Website and app data records
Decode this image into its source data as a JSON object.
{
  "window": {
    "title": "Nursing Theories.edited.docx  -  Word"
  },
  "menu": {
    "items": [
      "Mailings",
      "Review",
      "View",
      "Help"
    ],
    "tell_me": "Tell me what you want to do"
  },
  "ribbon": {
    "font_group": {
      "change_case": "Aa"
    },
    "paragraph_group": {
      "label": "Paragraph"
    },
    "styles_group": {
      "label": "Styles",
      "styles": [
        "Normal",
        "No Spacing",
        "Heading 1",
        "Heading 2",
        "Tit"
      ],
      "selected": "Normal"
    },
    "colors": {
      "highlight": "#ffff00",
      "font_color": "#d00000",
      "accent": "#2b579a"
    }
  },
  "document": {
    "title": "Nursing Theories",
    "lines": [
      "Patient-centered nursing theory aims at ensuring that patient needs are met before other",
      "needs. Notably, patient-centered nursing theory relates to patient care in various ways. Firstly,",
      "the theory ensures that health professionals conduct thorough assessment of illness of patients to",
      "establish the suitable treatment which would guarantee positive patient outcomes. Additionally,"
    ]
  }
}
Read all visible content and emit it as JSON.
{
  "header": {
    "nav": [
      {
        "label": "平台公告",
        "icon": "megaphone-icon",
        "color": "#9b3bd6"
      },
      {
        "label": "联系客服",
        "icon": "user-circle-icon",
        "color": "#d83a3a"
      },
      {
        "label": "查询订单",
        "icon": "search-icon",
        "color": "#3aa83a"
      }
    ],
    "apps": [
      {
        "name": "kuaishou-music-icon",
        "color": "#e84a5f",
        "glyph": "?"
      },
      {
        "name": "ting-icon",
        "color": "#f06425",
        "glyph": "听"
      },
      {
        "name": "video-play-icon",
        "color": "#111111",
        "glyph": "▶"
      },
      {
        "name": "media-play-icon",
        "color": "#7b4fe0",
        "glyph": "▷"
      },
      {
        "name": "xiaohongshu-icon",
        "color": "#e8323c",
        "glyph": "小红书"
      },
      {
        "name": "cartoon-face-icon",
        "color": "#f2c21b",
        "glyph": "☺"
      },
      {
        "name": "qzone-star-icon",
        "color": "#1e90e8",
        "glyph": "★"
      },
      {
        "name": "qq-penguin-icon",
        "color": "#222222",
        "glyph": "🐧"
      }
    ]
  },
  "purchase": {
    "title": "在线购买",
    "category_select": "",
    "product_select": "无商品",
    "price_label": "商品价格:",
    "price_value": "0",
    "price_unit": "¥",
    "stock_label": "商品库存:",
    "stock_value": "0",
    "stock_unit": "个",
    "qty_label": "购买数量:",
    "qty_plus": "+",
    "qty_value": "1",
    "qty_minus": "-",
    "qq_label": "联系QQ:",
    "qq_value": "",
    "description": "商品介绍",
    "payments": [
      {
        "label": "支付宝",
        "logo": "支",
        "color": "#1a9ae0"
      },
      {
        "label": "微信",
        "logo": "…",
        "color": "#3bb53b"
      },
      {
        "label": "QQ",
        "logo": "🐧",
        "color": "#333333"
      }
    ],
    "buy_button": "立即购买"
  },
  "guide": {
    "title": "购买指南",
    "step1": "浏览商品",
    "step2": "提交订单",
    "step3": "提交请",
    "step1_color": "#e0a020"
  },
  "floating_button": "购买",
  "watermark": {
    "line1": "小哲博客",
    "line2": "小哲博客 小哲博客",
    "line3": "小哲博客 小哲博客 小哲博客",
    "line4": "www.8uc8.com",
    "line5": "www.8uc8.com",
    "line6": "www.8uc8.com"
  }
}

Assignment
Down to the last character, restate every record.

Written answer
Decode this image into its source data as a JSON object.
{
  "window": {
    "title": "Nursing Theories.edited.docx  -  Word"
  },
  "menu": {
    "items": [
      "Mailings",
      "Review",
      "View",
      "Help"
    ],
    "tell_me": "Tell me what you want to do"
  },
  "ribbon": {
    "font_group": {
      "change_case": "Aa"
    },
    "paragraph_group": {
      "label": "Paragraph"
    },
    "styles_group": {
      "label": "Styles",
      "styles": [
        "Normal",
        "No Spacing",
        "Heading 1",
        "Heading 2",
        "Tit"
      ],
      "selected": "Normal"
    },
    "colors": {
      "highlight": "#ffff00",
      "font_color": "#d00000",
      "accent": "#2b579a"
    }
  },
  "document": {
    "title": "Nursing Theories",
    "lines": [
      "Patient-centered nursing theory aims at ensuring that patient needs are met before other",
      "needs. Notably, patient-centered nursing theory relates to patient care in various ways. Firstly,",
      "the theory ensures that health professionals conduct thorough assessment of illness of patients to",
      "establish the suitable treatment which would guarantee positive patient outcomes. Additionally,"
    ]
  }
}
Read all visible content and emit it as JSON.
{
  "header": {
    "nav": [
      {
        "label": "平台公告",
        "icon": "megaphone-icon",
        "color": "#9b3bd6"
      },
      {
        "label": "联系客服",
        "icon": "user-circle-icon",
        "color": "#d83a3a"
      },
      {
        "label": "查询订单",
        "icon": "search-icon",
        "color": "#3aa83a"
      }
    ],
    "apps": [
      {
        "name": "kuaishou-music-icon",
        "color": "#e84a5f",
        "glyph": "?"
      },
      {
        "name": "ting-icon",
        "color": "#f06425",
        "glyph": "听"
      },
      {
        "name": "video-play-icon",
        "color": "#111111",
        "glyph": "▶"
      },
      {
        "name": "media-play-icon",
        "color": "#7b4fe0",
        "glyph": "▷"
      },
      {
        "name": "xiaohongshu-icon",
        "color": "#e8323c",
        "glyph": "小红书"
      },
      {
        "name": "cartoon-face-icon",
        "color": "#f2c21b",
        "glyph": "☺"
      },
      {
        "name": "qzone-star-icon",
        "color": "#1e90e8",
        "glyph": "★"
      },
      {
        "name": "qq-penguin-icon",
        "color": "#222222",
        "glyph": "🐧"
      }
    ]
  },
  "purchase": {
    "title": "在线购买",
    "category_select": "",
    "product_select": "无商品",
    "price_label": "商品价格:",
    "price_value": "0",
    "price_unit": "¥",
    "stock_label": "商品库存:",
    "stock_value": "0",
    "stock_unit": "个",
    "qty_label": "购买数量:",
    "qty_plus": "+",
    "qty_value": "1",
    "qty_minus": "-",
    "qq_label": "联系QQ:",
    "qq_value": "",
    "description": "商品介绍",
    "payments": [
      {
        "label": "支付宝",
        "logo": "支",
        "color": "#1a9ae0"
      },
      {
        "label": "微信",
        "logo": "…",
        "color": "#3bb53b"
      },
      {
        "label": "QQ",
        "logo": "🐧",
        "color": "#333333"
      }
    ],
    "buy_button": "立即购买"
  },
  "guide": {
    "title": "购买指南",
    "step1": "浏览商品",
    "step2": "提交订单",
    "step3": "提交请",
    "step1_color": "#e0a020"
  },
  "floating_button": "购买",
  "watermark": {
    "line1": "小哲博客",
    "line2": "小哲博客 小哲博客",
    "line3": "小哲博客 小哲博客 小哲博客",
    "line4": "www.8uc8.com",
    "line5": "www.8uc8.com",
    "line6": "www.8uc8.com"
  }
}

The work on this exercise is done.